"Dancing in the Street" doesn't contain any references to a single, deliberate setting. In one stanza an "invitation" is issued "across the nation"; in another the singers call out "around the world." They are dancing "up" in New York City and "way down" in LA, but the phrasing seems chosen mostly to provide lyrical rhythm. Not to mention that this format employs a very American technique of listing off place names, much like Chuck Berry's 1958 hit, "Sweet Little Sixteen."
It could be argued, though, that the song is aimed at an urban audience—after all, Whiskey Flats is not among the locations caught up in all this dancing. And if there is a specific setting for the song, it's probably Detroit. Writers William "Mickey" Stevenson and Marvin Gaye claimed to have been inspired by the sight of kids playing in the fire hydrants opened up on hot summer days in Detroit. In addition, Martha Reeves and the other singers were raised in Detroit. Martha sang in local church choirs and was coached by the same Detroit public high school music teacher that taught members of The Supremes and Smokey's Miracles.

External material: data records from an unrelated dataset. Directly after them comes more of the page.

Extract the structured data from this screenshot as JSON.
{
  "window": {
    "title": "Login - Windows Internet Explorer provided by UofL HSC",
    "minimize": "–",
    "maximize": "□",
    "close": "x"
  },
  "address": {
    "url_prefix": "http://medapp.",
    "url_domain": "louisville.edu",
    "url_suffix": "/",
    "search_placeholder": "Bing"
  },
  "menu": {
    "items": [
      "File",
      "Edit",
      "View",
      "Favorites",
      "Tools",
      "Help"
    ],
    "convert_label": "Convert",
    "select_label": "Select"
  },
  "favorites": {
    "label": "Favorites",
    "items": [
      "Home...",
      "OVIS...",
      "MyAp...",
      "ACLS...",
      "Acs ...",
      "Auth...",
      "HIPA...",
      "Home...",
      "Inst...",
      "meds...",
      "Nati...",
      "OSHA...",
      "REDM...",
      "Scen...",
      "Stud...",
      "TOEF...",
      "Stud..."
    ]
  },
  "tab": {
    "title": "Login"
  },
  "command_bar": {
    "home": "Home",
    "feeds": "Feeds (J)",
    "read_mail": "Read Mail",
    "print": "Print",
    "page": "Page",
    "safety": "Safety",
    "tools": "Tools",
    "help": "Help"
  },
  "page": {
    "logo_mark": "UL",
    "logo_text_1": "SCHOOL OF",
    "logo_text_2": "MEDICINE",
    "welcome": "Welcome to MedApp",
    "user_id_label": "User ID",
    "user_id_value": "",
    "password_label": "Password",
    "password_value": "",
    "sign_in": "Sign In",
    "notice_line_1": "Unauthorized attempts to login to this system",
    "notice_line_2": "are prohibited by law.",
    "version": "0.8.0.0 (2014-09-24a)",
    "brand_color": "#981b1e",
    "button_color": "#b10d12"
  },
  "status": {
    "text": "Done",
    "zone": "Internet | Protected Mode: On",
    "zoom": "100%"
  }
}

The song was recorded at the Motown studios on Detroit's West Grand Blvd, and Motown's in-house musicians fleshed out the accompanying instrumentation.
As a Motown hit, "Dancing in the Street" is unmistakably Detroit in its origins, but its lyrics extend far beyond that, and that's part of what helped get this song popular in the country as a whole.